  • 3rd Street Market was known for its bologna served by a butcher named Archibald, and the second floor was used as a dance hall.
  • The Blue & White Cafe was known for hot dogs and hamburgers and was also a juke joint at night for adults.
  • The Harvey House as operated by William Harvey and his family. It included residential apartments and accommodations for travelers. It was included in “The Negro Motorist Green Book,” which the article reports The Harvey House was one of the few places black travelers could stay passing through Columbia.
  • Oct. 17, 2017 — Mayor will appoint task force for bicentennial planning, Columbia Missourian. Mayor Brian Treece is appointing a task force to plan Columbia’s upcoming bicentennial. He proposes including many groups in the planning for events from 2018-2021. He said the task force and planning should include African American organizations and the contributions of African Americans in the founding of Columbia.
  • Aug. 27-28, 2017 — Lee Board begins effort to change school’s name, Columbia Missourian. Summary: The Lee Expressive Arts Elementary school board voted to ask the Columbia Public School district to rename the school. It was named after Robert E. Lee, a general on the Confederate side of the Civil War.
  • Columbia’s Civil War past lives on, Columbia Tribune. Summary: A school known as Lee Expressive Arts Elementary was originally named for Robert E. Lee, a Confederate general during the Civil War. This article by Megan Favignano quotes Traci Wilson-Kleekamp of Race Matters, Friends, saying she’d like people to consider what history is being memorialized, adding it’s often the history of white slave owners being memorialized.
  • May 20, 2017 — Historical figures share their stories at Columbia Cemetery, Columbia Missourian. Summary: Event coverage of Memorial Day event sponsored by Columbia Cemetery Association Board. The event featured monologues given by actors portraying J. W. “Blind” Boone, Jane Froman, Ann Hawkins Gentry, George Swallow, John Lathrop, Luella St. Clair Moss, James S. Rollins and Walter Williams.
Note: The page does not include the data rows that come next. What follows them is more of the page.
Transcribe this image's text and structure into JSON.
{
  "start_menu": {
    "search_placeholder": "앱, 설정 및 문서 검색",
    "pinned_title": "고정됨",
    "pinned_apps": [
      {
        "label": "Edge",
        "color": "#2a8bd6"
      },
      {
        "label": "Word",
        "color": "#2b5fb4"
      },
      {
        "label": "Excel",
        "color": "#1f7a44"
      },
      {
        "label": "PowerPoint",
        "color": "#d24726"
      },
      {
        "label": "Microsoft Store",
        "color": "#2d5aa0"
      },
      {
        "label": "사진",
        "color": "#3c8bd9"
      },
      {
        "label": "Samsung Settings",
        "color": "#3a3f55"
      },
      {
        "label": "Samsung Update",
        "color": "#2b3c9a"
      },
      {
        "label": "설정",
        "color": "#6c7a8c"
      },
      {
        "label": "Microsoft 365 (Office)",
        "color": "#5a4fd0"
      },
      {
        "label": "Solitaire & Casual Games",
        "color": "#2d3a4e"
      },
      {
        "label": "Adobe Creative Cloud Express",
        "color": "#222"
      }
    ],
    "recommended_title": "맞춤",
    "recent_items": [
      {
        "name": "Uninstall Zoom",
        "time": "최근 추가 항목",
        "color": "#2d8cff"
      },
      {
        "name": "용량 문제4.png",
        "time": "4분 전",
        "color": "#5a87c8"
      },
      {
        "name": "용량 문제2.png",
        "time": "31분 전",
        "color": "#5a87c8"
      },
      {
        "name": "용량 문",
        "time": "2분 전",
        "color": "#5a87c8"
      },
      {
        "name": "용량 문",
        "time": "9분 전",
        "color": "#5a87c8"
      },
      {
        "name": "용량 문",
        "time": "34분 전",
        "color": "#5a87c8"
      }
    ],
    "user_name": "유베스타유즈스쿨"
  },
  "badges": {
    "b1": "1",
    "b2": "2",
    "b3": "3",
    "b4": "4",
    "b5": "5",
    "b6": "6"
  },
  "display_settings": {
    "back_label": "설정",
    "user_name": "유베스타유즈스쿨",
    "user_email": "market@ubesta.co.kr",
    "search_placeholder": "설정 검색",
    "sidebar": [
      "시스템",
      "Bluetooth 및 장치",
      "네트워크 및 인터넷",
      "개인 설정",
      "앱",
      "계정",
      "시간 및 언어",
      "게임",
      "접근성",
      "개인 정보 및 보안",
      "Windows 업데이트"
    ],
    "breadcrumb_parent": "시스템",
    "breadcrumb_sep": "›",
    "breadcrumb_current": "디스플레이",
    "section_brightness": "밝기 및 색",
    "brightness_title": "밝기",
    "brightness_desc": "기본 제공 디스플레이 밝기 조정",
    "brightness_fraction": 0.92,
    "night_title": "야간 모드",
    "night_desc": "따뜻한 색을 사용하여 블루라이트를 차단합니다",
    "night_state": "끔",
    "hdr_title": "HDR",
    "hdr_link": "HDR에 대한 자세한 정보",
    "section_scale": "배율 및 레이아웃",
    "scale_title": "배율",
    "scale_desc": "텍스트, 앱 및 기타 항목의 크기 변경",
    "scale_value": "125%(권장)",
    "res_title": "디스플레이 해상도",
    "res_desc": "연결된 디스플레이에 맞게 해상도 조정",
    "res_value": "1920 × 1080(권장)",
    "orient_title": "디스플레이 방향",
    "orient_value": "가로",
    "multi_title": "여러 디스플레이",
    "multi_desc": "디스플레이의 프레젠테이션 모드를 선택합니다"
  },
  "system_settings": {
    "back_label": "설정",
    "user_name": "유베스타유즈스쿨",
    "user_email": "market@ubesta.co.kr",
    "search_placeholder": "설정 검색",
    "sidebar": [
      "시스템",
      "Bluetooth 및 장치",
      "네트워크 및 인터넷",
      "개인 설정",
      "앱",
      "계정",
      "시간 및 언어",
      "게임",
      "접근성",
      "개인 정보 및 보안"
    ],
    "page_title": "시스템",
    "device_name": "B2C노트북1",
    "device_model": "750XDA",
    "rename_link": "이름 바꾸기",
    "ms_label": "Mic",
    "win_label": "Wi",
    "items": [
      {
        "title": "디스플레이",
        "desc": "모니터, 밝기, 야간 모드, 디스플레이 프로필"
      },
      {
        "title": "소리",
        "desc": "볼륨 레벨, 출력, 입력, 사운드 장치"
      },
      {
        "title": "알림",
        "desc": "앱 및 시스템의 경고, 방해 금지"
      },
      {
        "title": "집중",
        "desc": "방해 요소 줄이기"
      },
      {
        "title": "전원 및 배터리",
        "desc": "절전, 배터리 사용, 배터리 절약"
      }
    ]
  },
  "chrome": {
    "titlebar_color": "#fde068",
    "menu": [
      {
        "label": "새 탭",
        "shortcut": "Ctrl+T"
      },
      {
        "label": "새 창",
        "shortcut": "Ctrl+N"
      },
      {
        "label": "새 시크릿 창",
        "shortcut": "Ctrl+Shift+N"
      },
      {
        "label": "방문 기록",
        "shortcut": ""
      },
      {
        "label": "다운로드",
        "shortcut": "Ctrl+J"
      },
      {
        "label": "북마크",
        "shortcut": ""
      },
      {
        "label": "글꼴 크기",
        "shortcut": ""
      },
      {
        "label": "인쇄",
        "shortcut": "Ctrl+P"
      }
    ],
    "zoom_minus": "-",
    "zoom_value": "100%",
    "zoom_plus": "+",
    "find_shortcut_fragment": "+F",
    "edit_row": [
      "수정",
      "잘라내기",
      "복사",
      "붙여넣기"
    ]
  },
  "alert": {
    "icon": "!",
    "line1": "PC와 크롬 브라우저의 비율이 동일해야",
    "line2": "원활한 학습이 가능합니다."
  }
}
  • Feb. 13, 2017 — Historian highlights community’s black history, Columbia Tribune: Summary: Bill Thompson is working to raise awareness about black people in the decades after the Civil War. Those include Tom Bass, John William “Blind” Boone, John Lange, Annie Fisher and Henry Kirklin.
  • 2016